■ **PROBLEM DESCRIPTION**:
Your task is to repeat each record verbatim, exactly as it was written.

══════

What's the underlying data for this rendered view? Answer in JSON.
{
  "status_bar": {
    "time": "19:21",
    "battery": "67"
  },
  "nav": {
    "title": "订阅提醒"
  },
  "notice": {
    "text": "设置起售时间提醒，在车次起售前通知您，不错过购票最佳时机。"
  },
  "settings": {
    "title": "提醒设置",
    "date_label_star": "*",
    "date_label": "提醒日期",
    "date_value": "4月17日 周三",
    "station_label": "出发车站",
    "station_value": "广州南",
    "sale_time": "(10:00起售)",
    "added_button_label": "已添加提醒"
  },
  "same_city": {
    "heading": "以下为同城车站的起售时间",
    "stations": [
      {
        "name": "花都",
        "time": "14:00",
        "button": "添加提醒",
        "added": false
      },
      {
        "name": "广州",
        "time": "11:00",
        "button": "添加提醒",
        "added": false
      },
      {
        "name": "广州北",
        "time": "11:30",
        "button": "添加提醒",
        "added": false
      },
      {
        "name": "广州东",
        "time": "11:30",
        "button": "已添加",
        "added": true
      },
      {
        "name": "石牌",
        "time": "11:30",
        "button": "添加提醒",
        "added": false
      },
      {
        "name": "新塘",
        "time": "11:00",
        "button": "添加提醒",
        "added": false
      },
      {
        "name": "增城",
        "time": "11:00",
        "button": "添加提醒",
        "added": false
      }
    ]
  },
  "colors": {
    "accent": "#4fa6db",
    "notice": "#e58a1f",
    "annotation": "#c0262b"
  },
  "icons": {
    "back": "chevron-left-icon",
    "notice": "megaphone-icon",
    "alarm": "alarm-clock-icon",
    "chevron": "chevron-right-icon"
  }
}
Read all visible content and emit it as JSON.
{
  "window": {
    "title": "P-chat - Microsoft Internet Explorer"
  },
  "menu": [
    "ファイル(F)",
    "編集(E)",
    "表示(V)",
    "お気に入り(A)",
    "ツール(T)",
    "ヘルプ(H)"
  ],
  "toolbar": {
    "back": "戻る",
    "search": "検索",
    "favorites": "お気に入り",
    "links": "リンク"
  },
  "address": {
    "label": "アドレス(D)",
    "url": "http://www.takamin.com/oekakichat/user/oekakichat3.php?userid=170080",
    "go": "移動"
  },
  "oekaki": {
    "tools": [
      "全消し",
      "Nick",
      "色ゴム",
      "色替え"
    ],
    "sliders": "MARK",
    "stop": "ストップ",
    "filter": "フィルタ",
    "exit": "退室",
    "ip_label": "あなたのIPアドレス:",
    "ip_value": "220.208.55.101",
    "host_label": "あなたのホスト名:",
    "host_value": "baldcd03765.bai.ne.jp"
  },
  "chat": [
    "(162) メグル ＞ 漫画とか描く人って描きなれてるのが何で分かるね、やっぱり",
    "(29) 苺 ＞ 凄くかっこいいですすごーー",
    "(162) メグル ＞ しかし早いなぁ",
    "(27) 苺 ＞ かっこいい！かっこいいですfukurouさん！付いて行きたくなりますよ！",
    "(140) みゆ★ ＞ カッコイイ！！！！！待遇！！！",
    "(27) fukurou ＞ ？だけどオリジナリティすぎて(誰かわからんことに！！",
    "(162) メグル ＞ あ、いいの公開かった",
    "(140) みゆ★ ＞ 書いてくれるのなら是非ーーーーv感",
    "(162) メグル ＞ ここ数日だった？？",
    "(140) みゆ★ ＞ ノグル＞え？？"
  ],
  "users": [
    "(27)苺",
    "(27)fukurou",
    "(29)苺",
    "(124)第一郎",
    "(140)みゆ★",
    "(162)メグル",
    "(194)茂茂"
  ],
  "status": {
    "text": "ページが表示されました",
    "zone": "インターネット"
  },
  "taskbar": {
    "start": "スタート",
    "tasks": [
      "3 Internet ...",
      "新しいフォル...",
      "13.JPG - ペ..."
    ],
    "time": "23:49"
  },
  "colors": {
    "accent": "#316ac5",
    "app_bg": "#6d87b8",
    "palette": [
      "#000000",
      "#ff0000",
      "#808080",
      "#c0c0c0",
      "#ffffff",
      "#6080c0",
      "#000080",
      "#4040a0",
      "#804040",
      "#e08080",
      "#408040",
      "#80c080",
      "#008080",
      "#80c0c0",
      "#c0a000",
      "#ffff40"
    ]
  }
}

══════

■ **ANSWER BOX**:
What's the underlying data for this rendered view? Answer in JSON.
{
  "status_bar": {
    "time": "19:21",
    "battery": "67"
  },
  "nav": {
    "title": "订阅提醒"
  },
  "notice": {
    "text": "设置起售时间提醒，在车次起售前通知您，不错过购票最佳时机。"
  },
  "settings": {
    "title": "提醒设置",
    "date_label_star": "*",
    "date_label": "提醒日期",
    "date_value": "4月17日 周三",
    "station_label": "出发车站",
    "station_value": "广州南",
    "sale_time": "(10:00起售)",
    "added_button_label": "已添加提醒"
  },
  "same_city": {
    "heading": "以下为同城车站的起售时间",
    "stations": [
      {
        "name": "花都",
        "time": "14:00",
        "button": "添加提醒",
        "added": false
      },
      {
        "name": "广州",
        "time": "11:00",
        "button": "添加提醒",
        "added": false
      },
      {
        "name": "广州北",
        "time": "11:30",
        "button": "添加提醒",
        "added": false
      },
      {
        "name": "广州东",
        "time": "11:30",
        "button": "已添加",
        "added": true
      },
      {
        "name": "石牌",
        "time": "11:30",
        "button": "添加提醒",
        "added": false
      },
      {
        "name": "新塘",
        "time": "11:00",
        "button": "添加提醒",
        "added": false
      },
      {
        "name": "增城",
        "time": "11:00",
        "button": "添加提醒",
        "added": false
      }
    ]
  },
  "colors": {
    "accent": "#4fa6db",
    "notice": "#e58a1f",
    "annotation": "#c0262b"
  },
  "icons": {
    "back": "chevron-left-icon",
    "notice": "megaphone-icon",
    "alarm": "alarm-clock-icon",
    "chevron": "chevron-right-icon"
  }
}
Read all visible content and emit it as JSON.
{
  "window": {
    "title": "P-chat - Microsoft Internet Explorer"
  },
  "menu": [
    "ファイル(F)",
    "編集(E)",
    "表示(V)",
    "お気に入り(A)",
    "ツール(T)",
    "ヘルプ(H)"
  ],
  "toolbar": {
    "back": "戻る",
    "search": "検索",
    "favorites": "お気に入り",
    "links": "リンク"
  },
  "address": {
    "label": "アドレス(D)",
    "url": "http://www.takamin.com/oekakichat/user/oekakichat3.php?userid=170080",
    "go": "移動"
  },
  "oekaki": {
    "tools": [
      "全消し",
      "Nick",
      "色ゴム",
      "色替え"
    ],
    "sliders": "MARK",
    "stop": "ストップ",
    "filter": "フィルタ",
    "exit": "退室",
    "ip_label": "あなたのIPアドレス:",
    "ip_value": "220.208.55.101",
    "host_label": "あなたのホスト名:",
    "host_value": "baldcd03765.bai.ne.jp"
  },
  "chat": [
    "(162) メグル ＞ 漫画とか描く人って描きなれてるのが何で分かるね、やっぱり",
    "(29) 苺 ＞ 凄くかっこいいですすごーー",
    "(162) メグル ＞ しかし早いなぁ",
    "(27) 苺 ＞ かっこいい！かっこいいですfukurouさん！付いて行きたくなりますよ！",
    "(140) みゆ★ ＞ カッコイイ！！！！！待遇！！！",
    "(27) fukurou ＞ ？だけどオリジナリティすぎて(誰かわからんことに！！",
    "(162) メグル ＞ あ、いいの公開かった",
    "(140) みゆ★ ＞ 書いてくれるのなら是非ーーーーv感",
    "(162) メグル ＞ ここ数日だった？？",
    "(140) みゆ★ ＞ ノグル＞え？？"
  ],
  "users": [
    "(27)苺",
    "(27)fukurou",
    "(29)苺",
    "(124)第一郎",
    "(140)みゆ★",
    "(162)メグル",
    "(194)茂茂"
  ],
  "status": {
    "text": "ページが表示されました",
    "zone": "インターネット"
  },
  "taskbar": {
    "start": "スタート",
    "tasks": [
      "3 Internet ...",
      "新しいフォル...",
      "13.JPG - ペ..."
    ],
    "time": "23:49"
  },
  "colors": {
    "accent": "#316ac5",
    "app_bg": "#6d87b8",
    "palette": [
      "#000000",
      "#ff0000",
      "#808080",
      "#c0c0c0",
      "#ffffff",
      "#6080c0",
      "#000080",
      "#4040a0",
      "#804040",
      "#e08080",
      "#408040",
      "#80c080",
      "#008080",
      "#80c0c0",
      "#c0a000",
      "#ffff40"
    ]
  }
}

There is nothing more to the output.